St Thomas could scarcely accept the whole account, given by the opponent, of an 'incomplete volition,' notably the statement that a volition is incomplete, "when there is expected the arrival of some opportune time that is not yet come": otherwise, antecedently to creation, God's volition of creating would be incomplete. St Thomas's use of 'at that time' (tunc), speaking of creation, has this difficulty, that time began only with creation.
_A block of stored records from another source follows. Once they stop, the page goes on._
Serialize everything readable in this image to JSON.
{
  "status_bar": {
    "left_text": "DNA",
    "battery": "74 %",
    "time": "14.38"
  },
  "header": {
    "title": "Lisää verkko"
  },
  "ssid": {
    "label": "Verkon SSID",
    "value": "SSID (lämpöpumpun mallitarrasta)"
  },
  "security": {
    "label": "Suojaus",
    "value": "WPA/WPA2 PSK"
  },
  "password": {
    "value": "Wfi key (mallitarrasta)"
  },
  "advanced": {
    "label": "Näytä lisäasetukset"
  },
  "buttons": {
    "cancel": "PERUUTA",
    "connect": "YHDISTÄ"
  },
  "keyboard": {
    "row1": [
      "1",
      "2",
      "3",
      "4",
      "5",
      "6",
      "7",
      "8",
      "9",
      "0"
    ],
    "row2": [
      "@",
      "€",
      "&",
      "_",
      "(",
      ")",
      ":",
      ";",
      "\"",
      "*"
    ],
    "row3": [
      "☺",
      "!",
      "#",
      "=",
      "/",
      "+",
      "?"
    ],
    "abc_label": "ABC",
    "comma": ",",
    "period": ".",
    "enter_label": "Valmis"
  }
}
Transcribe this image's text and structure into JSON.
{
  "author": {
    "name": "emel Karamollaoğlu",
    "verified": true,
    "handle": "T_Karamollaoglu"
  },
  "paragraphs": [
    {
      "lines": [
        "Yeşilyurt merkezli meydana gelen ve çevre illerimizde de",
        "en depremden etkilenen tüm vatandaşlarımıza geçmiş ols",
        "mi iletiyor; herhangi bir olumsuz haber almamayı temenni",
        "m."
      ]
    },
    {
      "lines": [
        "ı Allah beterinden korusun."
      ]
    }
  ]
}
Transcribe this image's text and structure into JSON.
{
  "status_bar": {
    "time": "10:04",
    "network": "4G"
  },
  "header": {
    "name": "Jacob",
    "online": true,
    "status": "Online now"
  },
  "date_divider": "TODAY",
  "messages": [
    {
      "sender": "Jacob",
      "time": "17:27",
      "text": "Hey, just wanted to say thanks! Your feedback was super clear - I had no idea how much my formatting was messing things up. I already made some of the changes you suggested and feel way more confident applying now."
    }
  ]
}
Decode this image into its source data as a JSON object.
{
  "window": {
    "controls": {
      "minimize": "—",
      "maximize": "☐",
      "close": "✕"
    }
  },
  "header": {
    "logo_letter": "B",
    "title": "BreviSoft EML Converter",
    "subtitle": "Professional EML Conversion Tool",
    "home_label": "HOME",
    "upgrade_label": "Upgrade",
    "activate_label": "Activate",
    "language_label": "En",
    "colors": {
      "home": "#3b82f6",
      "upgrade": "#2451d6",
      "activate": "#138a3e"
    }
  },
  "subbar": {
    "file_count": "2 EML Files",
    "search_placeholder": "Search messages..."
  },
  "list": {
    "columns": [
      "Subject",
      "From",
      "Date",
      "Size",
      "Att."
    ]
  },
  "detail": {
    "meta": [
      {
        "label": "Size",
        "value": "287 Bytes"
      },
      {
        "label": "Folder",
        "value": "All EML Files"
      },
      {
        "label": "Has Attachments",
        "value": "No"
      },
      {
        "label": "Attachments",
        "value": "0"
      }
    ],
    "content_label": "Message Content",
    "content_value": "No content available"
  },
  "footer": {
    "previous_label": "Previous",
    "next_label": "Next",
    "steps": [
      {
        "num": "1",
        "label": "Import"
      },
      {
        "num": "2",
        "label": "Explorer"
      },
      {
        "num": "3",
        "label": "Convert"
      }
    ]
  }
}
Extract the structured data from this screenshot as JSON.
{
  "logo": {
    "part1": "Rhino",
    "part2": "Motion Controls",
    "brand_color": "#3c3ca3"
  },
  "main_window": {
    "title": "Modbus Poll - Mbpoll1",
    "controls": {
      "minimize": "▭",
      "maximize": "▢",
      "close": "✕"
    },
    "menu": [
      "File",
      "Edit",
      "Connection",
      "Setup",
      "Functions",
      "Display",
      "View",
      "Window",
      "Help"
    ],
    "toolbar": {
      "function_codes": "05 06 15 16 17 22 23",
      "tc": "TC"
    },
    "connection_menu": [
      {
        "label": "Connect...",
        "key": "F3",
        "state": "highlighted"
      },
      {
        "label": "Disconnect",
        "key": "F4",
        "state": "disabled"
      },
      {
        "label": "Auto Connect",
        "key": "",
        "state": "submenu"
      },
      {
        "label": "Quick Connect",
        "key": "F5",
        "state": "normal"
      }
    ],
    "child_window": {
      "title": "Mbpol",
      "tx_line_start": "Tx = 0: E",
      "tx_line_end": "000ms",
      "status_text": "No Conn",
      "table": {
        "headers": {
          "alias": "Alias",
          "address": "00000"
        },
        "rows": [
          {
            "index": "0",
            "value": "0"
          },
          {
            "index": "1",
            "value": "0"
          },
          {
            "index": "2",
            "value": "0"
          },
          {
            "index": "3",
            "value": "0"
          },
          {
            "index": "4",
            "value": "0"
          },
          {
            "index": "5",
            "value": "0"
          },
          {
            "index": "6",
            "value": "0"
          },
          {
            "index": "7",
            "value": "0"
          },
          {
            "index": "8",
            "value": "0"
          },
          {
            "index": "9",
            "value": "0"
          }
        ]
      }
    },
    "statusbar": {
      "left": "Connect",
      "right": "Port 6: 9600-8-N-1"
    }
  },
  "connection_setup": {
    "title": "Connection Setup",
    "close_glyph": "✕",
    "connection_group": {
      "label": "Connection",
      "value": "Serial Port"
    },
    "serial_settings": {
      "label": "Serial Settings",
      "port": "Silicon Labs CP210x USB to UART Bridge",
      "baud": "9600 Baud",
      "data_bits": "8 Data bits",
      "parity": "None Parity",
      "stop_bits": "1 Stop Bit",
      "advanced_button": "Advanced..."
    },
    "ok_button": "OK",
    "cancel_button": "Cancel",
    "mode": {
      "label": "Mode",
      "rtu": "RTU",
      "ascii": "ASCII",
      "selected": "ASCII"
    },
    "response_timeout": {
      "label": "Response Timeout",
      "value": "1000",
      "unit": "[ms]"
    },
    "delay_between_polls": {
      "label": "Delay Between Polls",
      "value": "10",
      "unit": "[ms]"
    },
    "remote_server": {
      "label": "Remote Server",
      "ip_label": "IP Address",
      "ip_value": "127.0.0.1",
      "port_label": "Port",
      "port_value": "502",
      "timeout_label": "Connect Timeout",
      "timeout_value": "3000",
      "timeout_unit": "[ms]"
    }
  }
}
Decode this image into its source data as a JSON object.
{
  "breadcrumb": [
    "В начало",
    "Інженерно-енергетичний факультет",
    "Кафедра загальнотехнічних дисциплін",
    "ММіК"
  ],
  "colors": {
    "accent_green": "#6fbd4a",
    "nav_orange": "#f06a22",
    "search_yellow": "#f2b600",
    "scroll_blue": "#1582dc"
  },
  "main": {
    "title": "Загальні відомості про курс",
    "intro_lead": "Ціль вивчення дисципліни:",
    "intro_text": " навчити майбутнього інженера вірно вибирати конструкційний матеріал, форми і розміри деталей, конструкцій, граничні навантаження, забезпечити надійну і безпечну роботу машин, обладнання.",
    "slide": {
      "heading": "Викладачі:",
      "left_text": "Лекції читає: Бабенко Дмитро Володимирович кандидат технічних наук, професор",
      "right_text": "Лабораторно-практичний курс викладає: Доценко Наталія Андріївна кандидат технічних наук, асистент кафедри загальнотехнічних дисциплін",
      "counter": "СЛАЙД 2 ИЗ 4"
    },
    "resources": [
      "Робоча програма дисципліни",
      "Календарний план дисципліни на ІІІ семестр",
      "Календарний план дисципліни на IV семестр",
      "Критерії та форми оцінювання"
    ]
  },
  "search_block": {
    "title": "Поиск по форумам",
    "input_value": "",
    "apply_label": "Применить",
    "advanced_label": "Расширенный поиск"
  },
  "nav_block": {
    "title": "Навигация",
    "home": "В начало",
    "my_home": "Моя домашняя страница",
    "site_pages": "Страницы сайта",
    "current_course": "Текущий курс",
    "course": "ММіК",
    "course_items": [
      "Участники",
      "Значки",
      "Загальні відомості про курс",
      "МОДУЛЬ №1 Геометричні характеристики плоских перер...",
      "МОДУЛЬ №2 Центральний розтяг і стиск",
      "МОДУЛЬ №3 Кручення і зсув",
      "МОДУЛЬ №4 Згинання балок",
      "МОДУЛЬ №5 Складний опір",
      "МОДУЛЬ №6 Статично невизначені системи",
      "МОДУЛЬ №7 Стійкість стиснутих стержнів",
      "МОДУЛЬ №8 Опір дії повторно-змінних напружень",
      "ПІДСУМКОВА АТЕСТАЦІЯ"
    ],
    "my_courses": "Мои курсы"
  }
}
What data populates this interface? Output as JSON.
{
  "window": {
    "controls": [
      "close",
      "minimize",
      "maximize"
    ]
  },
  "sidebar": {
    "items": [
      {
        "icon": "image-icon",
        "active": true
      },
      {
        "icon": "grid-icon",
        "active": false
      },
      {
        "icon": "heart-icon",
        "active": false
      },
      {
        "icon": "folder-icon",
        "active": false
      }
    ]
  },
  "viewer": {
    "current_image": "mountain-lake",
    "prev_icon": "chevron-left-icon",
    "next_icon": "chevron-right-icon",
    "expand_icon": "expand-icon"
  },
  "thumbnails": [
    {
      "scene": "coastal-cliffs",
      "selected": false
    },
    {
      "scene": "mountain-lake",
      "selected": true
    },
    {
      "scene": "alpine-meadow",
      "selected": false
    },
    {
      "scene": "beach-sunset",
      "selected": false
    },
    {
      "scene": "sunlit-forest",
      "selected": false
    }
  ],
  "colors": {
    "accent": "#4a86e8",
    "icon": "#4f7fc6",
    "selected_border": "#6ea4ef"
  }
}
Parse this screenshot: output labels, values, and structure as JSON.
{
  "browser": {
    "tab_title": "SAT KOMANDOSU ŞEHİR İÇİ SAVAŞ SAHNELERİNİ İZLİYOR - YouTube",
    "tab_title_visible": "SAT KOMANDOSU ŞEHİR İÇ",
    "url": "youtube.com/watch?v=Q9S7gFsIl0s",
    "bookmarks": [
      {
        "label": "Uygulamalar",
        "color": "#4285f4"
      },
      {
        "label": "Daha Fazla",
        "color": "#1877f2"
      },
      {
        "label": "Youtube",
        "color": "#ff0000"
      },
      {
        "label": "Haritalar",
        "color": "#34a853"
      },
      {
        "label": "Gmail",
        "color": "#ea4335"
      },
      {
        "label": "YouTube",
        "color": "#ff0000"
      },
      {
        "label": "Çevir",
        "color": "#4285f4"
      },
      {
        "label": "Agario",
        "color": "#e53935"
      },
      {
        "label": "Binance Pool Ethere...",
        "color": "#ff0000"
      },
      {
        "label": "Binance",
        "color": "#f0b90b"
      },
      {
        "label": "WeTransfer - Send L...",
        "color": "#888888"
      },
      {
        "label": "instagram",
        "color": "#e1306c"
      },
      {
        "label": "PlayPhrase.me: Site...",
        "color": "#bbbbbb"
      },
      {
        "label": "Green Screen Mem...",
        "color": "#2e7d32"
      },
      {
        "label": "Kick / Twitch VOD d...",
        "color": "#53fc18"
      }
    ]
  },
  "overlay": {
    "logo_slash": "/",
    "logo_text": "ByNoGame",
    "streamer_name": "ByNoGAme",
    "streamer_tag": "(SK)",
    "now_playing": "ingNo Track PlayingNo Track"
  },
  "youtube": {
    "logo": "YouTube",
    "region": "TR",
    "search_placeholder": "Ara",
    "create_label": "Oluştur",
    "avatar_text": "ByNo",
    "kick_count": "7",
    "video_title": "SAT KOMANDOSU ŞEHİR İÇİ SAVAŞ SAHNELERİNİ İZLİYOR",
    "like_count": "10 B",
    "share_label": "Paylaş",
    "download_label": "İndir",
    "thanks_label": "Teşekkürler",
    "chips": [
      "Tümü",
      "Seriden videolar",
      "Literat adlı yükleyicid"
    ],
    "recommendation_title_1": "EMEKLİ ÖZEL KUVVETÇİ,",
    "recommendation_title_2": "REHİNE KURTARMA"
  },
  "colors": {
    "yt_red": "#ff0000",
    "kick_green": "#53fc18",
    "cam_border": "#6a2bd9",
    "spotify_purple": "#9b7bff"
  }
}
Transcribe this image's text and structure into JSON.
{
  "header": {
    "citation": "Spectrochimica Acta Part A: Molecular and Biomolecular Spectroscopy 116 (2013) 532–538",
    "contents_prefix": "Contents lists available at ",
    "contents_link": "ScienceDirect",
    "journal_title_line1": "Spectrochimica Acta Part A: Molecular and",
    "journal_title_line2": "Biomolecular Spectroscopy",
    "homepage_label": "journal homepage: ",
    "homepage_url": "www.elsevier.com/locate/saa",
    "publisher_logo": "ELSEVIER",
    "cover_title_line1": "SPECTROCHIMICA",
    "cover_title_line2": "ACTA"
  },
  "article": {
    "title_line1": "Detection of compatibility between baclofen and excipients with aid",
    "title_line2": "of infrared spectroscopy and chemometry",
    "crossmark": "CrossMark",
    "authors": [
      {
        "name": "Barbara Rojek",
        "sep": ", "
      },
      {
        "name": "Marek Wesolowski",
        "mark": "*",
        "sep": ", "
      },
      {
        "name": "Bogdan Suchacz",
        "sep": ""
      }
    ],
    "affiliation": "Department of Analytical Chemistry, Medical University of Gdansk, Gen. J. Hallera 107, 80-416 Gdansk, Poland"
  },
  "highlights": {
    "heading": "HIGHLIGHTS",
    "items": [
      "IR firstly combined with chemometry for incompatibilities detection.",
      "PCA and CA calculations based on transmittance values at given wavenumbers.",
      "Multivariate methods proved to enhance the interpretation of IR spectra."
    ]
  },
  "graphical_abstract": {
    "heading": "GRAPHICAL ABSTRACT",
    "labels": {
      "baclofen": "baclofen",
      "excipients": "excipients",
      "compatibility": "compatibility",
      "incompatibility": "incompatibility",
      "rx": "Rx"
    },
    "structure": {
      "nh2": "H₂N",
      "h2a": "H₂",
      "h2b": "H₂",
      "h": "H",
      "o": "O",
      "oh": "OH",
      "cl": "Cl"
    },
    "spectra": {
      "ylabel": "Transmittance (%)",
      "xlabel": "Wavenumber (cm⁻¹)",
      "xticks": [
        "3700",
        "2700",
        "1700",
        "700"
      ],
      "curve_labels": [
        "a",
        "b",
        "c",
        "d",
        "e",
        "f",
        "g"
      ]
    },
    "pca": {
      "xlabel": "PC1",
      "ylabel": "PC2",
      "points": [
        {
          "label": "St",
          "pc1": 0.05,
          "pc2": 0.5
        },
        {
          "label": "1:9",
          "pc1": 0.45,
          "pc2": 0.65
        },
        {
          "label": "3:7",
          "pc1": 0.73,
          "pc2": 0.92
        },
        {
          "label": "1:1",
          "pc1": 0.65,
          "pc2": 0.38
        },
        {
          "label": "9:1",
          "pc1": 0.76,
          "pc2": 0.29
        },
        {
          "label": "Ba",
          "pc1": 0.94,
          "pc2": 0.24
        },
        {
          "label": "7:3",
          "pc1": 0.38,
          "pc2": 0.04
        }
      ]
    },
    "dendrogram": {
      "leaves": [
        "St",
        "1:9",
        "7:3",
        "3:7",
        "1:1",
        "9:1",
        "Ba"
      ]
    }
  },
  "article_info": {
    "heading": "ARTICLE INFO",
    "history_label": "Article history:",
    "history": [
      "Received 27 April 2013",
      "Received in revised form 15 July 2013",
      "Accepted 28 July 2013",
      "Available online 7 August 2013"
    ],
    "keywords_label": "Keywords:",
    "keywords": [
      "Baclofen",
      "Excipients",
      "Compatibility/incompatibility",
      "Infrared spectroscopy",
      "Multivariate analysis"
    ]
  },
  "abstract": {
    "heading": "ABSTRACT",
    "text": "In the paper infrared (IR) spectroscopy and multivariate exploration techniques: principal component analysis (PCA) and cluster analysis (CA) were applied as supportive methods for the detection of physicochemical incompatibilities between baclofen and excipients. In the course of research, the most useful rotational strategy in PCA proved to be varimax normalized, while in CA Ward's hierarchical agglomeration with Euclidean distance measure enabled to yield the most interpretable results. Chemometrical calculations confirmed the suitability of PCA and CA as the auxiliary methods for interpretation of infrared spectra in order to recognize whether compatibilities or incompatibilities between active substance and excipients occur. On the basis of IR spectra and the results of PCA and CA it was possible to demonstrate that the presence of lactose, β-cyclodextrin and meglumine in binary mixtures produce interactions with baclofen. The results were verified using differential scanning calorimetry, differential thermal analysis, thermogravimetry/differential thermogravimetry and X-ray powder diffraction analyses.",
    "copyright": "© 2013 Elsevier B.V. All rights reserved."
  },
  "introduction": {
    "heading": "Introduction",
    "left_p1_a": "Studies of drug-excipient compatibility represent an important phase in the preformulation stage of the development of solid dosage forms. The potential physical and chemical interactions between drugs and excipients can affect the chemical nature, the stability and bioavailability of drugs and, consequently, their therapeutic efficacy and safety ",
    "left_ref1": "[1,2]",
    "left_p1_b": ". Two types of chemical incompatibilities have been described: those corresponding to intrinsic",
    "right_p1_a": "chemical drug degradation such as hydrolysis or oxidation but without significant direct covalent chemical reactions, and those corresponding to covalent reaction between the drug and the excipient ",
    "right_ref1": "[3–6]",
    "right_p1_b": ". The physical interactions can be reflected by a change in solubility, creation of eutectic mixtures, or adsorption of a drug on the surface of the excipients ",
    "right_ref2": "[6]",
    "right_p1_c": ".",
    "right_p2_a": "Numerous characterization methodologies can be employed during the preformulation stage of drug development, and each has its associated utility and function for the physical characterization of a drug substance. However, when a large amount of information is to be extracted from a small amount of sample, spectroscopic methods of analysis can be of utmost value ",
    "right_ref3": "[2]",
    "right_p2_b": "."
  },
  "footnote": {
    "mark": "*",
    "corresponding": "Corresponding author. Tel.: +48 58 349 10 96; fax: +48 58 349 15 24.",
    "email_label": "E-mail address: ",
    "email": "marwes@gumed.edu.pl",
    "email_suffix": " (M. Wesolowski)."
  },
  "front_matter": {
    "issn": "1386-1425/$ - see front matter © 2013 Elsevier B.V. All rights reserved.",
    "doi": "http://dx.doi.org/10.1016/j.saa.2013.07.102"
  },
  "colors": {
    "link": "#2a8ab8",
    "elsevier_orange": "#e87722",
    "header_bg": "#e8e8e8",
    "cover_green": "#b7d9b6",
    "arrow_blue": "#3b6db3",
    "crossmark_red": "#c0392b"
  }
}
There is nothing to mark creation starting at one point of time rather than at another, looking at the eternal now of God. We can only measure the date of creation backwards, and say that infinite time has not elapsed since creation; and that doubtless is what St Thomas meant, as his next answer shows.
Of God and His Creatures: 2.32